- The result demonstrates prior treated syphilis, with an adequate serologic response. Recommendation: No treatment or further testing necessary. Lots of antibiotics have activity against T. pallidum, so antibiotics administered for other indications over the years have inadvertently provided sufficient treatment.
Let’s add to the quandary by quoting Dr. Fekete on two key points:
I cannot find modern information about the incidence of true tertiary or neurosyphilis in elderly patients with this [testing] profile … These patients would not have come to our attention in the old system for syphilis screening.
Where are the prospective clinical series outlining either actual clinical neurosyphilis — or even CSF abnormalities — in those who have this serologic profile?

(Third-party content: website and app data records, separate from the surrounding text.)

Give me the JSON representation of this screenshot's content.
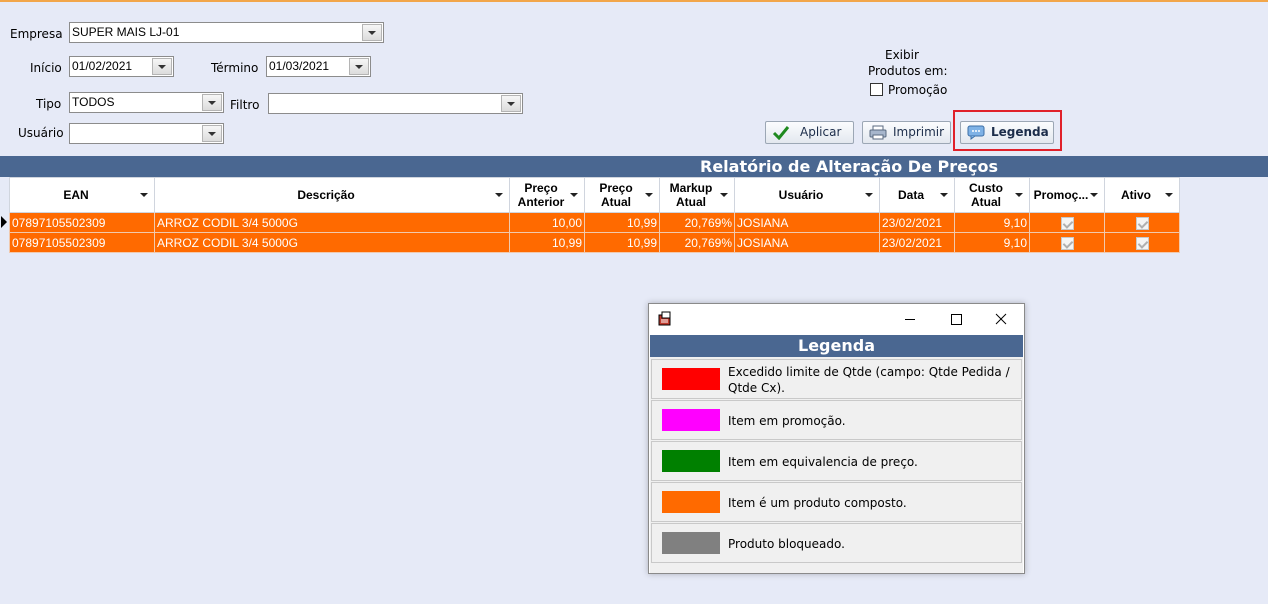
{
  "form": {
    "empresa_label": "Empresa",
    "empresa_value": "SUPER MAIS LJ-01",
    "inicio_label": "Início",
    "inicio_value": "01/02/2021",
    "termino_label": "Término",
    "termino_value": "01/03/2021",
    "tipo_label": "Tipo",
    "tipo_value": "TODOS",
    "filtro_label": "Filtro",
    "filtro_value": "",
    "usuario_label": "Usuário",
    "usuario_value": "",
    "exibir_label_1": "Exibir",
    "exibir_label_2": "Produtos em:",
    "promocao_label": "Promoção",
    "promocao_checked": false
  },
  "toolbar": {
    "aplicar_label": "Aplicar",
    "imprimir_label": "Imprimir",
    "legenda_label": "Legenda"
  },
  "grid": {
    "title": "Relatório de Alteração De Preços",
    "columns": [
      {
        "label": "EAN"
      },
      {
        "label": "Descrição"
      },
      {
        "label": "Preço\nAnterior"
      },
      {
        "label": "Preço\nAtual"
      },
      {
        "label": "Markup\nAtual"
      },
      {
        "label": "Usuário"
      },
      {
        "label": "Data"
      },
      {
        "label": "Custo\nAtual"
      },
      {
        "label": "Promoç..."
      },
      {
        "label": "Ativo"
      }
    ],
    "rows": [
      {
        "ean": "07897105502309",
        "descricao": "ARROZ CODIL 3/4 5000G",
        "preco_anterior": "10,00",
        "preco_atual": "10,99",
        "markup": "20,769%",
        "usuario": "JOSIANA",
        "data": "23/02/2021",
        "custo": "9,10",
        "promocao": true,
        "ativo": true
      },
      {
        "ean": "07897105502309",
        "descricao": "ARROZ CODIL 3/4 5000G",
        "preco_anterior": "10,99",
        "preco_atual": "10,99",
        "markup": "20,769%",
        "usuario": "JOSIANA",
        "data": "23/02/2021",
        "custo": "9,10",
        "promocao": true,
        "ativo": true
      }
    ],
    "row_color": "#ff6a00"
  },
  "legend_dialog": {
    "title": "Legenda",
    "items": [
      {
        "color": "#ff0000",
        "text": "Excedido limite de Qtde (campo: Qtde Pedida / Qtde Cx)."
      },
      {
        "color": "#ff00ff",
        "text": "Item em promoção."
      },
      {
        "color": "#008000",
        "text": "Item em equivalencia de preço."
      },
      {
        "color": "#ff6a00",
        "text": "Item é um produto composto."
      },
      {
        "color": "#808080",
        "text": "Produto bloqueado."
      }
    ]
  },
  "colors": {
    "header_bar": "#4a6791",
    "background": "#e6eaf7",
    "highlight_border": "#e0202a"
  }
}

Plus, in the pre-TP-EIA era, when we used RPR for screening, neurosyphilis would have been considered “ruled out” unless there was a strong prior probability of this disease (which there hardly ever is).
Sometimes ignorance is bliss!
Want a further wrinkle? Some believe that the recommended treatment for latent syphilis — benzathine penicillin, with its long half-life but low CSF concentrations — adequately treats neurosyphilis as well. The thought here is that the immune system plays a role in clearing the infection, so no need for high CNS concentrations of penicillin — except perhaps in people with immunosuppression, as is seen in untreated HIV.
The data supporting this view (like many other aspects of clinical syphilis) are largely uncontrolled and somewhat dated — but strongly endorsed and frequently cited by advocates nonetheless.
But this position is vociferously challenged by others — again with largely anecdotal and outdated data. This group, now in the majority, inform the current CDC guidelines for treatment of neurosyphilis, which recommend high-dose intravenous penicillin G for 10-14 days — a burdensome treatment not easily (or cheaply!) administered to the elderly, especially those with cognitive impairment.
It’s not as if this neurosyphilis quagmire were a new problem; indeed, the diagnosis of neurosyphilis has been fraught for decades. Often the leading strategy adopted by a hospital or a practice is the one endorsed the most passionately (or most loudly, in case conference) by the local expert or experts.
All this controversy makes this case scenario a classic Unanswerable Question in Infectious Diseases. And perfect for a poll!
So have it at — and educate us by using the comments section to justify your vote.
A 78-year-old man with no known prior history of syphilis or other sexually transmitted infections is evaluated for mild cognitive decline. As part of the work-up, he has the following blood test results: TP-EIA positive, TP-PA positive, RPR negative.